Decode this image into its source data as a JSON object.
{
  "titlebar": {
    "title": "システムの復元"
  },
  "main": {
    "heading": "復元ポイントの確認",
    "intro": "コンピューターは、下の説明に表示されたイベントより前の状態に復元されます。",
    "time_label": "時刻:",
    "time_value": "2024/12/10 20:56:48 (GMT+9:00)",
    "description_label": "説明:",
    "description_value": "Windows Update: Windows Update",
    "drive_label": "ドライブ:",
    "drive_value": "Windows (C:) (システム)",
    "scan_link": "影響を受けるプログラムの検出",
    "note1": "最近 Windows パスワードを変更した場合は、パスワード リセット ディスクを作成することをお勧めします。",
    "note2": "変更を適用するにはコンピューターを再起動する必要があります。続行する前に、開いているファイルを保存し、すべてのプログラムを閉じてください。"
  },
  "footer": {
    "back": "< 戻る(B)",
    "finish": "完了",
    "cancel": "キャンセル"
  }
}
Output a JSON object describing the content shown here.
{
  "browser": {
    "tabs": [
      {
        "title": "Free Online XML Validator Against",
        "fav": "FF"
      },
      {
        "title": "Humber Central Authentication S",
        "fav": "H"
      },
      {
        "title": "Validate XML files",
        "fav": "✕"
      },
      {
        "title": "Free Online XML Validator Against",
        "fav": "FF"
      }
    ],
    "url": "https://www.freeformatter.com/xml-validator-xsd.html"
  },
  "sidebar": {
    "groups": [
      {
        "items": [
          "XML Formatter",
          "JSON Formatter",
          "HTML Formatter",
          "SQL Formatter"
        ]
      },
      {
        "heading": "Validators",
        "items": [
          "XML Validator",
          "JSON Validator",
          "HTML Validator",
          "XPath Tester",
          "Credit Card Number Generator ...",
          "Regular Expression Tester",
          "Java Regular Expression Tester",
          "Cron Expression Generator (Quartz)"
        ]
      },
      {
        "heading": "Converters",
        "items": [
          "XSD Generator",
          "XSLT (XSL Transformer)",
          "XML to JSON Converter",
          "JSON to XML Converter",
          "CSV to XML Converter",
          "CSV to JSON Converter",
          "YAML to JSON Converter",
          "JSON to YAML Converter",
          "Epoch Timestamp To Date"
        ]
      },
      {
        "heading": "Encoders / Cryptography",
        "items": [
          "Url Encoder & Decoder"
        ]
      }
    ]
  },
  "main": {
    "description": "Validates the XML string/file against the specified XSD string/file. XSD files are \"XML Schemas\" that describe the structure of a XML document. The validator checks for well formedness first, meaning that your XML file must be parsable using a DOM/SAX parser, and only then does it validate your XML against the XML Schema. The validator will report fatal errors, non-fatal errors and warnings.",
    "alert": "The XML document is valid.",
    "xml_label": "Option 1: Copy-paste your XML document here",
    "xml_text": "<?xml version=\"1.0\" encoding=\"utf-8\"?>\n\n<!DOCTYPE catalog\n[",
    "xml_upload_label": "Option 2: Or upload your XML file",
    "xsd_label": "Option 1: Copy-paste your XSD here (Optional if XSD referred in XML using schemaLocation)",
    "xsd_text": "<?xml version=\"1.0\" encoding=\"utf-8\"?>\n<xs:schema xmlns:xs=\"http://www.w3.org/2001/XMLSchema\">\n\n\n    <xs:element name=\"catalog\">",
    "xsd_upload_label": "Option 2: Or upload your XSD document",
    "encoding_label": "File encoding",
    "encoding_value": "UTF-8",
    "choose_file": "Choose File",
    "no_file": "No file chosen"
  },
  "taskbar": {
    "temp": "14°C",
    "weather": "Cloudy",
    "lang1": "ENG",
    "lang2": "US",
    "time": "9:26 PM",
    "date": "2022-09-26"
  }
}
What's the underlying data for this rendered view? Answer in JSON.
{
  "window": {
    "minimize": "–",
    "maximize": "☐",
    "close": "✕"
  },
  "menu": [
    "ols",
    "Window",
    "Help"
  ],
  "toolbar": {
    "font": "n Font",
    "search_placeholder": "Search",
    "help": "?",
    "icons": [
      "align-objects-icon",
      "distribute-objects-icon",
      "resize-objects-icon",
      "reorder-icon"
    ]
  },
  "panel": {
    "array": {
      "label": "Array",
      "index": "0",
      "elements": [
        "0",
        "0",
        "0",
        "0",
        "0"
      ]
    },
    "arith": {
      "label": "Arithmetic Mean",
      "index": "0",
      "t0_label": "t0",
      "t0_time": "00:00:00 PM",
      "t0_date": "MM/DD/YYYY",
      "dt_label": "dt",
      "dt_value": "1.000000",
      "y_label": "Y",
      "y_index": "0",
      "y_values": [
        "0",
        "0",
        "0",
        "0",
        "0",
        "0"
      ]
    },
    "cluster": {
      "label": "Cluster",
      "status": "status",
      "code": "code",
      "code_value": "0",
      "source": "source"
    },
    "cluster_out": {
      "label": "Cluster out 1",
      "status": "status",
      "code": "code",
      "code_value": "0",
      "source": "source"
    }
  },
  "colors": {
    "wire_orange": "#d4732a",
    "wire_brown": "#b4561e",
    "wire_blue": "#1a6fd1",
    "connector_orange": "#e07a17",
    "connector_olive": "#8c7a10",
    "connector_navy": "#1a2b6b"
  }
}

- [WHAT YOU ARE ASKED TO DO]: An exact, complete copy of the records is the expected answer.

- [FINISHED EXERCISE]:
Decode this image into its source data as a JSON object.
{
  "titlebar": {
    "title": "システムの復元"
  },
  "main": {
    "heading": "復元ポイントの確認",
    "intro": "コンピューターは、下の説明に表示されたイベントより前の状態に復元されます。",
    "time_label": "時刻:",
    "time_value": "2024/12/10 20:56:48 (GMT+9:00)",
    "description_label": "説明:",
    "description_value": "Windows Update: Windows Update",
    "drive_label": "ドライブ:",
    "drive_value": "Windows (C:) (システム)",
    "scan_link": "影響を受けるプログラムの検出",
    "note1": "最近 Windows パスワードを変更した場合は、パスワード リセット ディスクを作成することをお勧めします。",
    "note2": "変更を適用するにはコンピューターを再起動する必要があります。続行する前に、開いているファイルを保存し、すべてのプログラムを閉じてください。"
  },
  "footer": {
    "back": "< 戻る(B)",
    "finish": "完了",
    "cancel": "キャンセル"
  }
}
Output a JSON object describing the content shown here.
{
  "browser": {
    "tabs": [
      {
        "title": "Free Online XML Validator Against",
        "fav": "FF"
      },
      {
        "title": "Humber Central Authentication S",
        "fav": "H"
      },
      {
        "title": "Validate XML files",
        "fav": "✕"
      },
      {
        "title": "Free Online XML Validator Against",
        "fav": "FF"
      }
    ],
    "url": "https://www.freeformatter.com/xml-validator-xsd.html"
  },
  "sidebar": {
    "groups": [
      {
        "items": [
          "XML Formatter",
          "JSON Formatter",
          "HTML Formatter",
          "SQL Formatter"
        ]
      },
      {
        "heading": "Validators",
        "items": [
          "XML Validator",
          "JSON Validator",
          "HTML Validator",
          "XPath Tester",
          "Credit Card Number Generator ...",
          "Regular Expression Tester",
          "Java Regular Expression Tester",
          "Cron Expression Generator (Quartz)"
        ]
      },
      {
        "heading": "Converters",
        "items": [
          "XSD Generator",
          "XSLT (XSL Transformer)",
          "XML to JSON Converter",
          "JSON to XML Converter",
          "CSV to XML Converter",
          "CSV to JSON Converter",
          "YAML to JSON Converter",
          "JSON to YAML Converter",
          "Epoch Timestamp To Date"
        ]
      },
      {
        "heading": "Encoders / Cryptography",
        "items": [
          "Url Encoder & Decoder"
        ]
      }
    ]
  },
  "main": {
    "description": "Validates the XML string/file against the specified XSD string/file. XSD files are \"XML Schemas\" that describe the structure of a XML document. The validator checks for well formedness first, meaning that your XML file must be parsable using a DOM/SAX parser, and only then does it validate your XML against the XML Schema. The validator will report fatal errors, non-fatal errors and warnings.",
    "alert": "The XML document is valid.",
    "xml_label": "Option 1: Copy-paste your XML document here",
    "xml_text": "<?xml version=\"1.0\" encoding=\"utf-8\"?>\n\n<!DOCTYPE catalog\n[",
    "xml_upload_label": "Option 2: Or upload your XML file",
    "xsd_label": "Option 1: Copy-paste your XSD here (Optional if XSD referred in XML using schemaLocation)",
    "xsd_text": "<?xml version=\"1.0\" encoding=\"utf-8\"?>\n<xs:schema xmlns:xs=\"http://www.w3.org/2001/XMLSchema\">\n\n\n    <xs:element name=\"catalog\">",
    "xsd_upload_label": "Option 2: Or upload your XSD document",
    "encoding_label": "File encoding",
    "encoding_value": "UTF-8",
    "choose_file": "Choose File",
    "no_file": "No file chosen"
  },
  "taskbar": {
    "temp": "14°C",
    "weather": "Cloudy",
    "lang1": "ENG",
    "lang2": "US",
    "time": "9:26 PM",
    "date": "2022-09-26"
  }
}
What's the underlying data for this rendered view? Answer in JSON.
{
  "window": {
    "minimize": "–",
    "maximize": "☐",
    "close": "✕"
  },
  "menu": [
    "ols",
    "Window",
    "Help"
  ],
  "toolbar": {
    "font": "n Font",
    "search_placeholder": "Search",
    "help": "?",
    "icons": [
      "align-objects-icon",
      "distribute-objects-icon",
      "resize-objects-icon",
      "reorder-icon"
    ]
  },
  "panel": {
    "array": {
      "label": "Array",
      "index": "0",
      "elements": [
        "0",
        "0",
        "0",
        "0",
        "0"
      ]
    },
    "arith": {
      "label": "Arithmetic Mean",
      "index": "0",
      "t0_label": "t0",
      "t0_time": "00:00:00 PM",
      "t0_date": "MM/DD/YYYY",
      "dt_label": "dt",
      "dt_value": "1.000000",
      "y_label": "Y",
      "y_index": "0",
      "y_values": [
        "0",
        "0",
        "0",
        "0",
        "0",
        "0"
      ]
    },
    "cluster": {
      "label": "Cluster",
      "status": "status",
      "code": "code",
      "code_value": "0",
      "source": "source"
    },
    "cluster_out": {
      "label": "Cluster out 1",
      "status": "status",
      "code": "code",
      "code_value": "0",
      "source": "source"
    }
  },
  "colors": {
    "wire_orange": "#d4732a",
    "wire_brown": "#b4561e",
    "wire_blue": "#1a6fd1",
    "connector_orange": "#e07a17",
    "connector_olive": "#8c7a10",
    "connector_navy": "#1a2b6b"
  }
}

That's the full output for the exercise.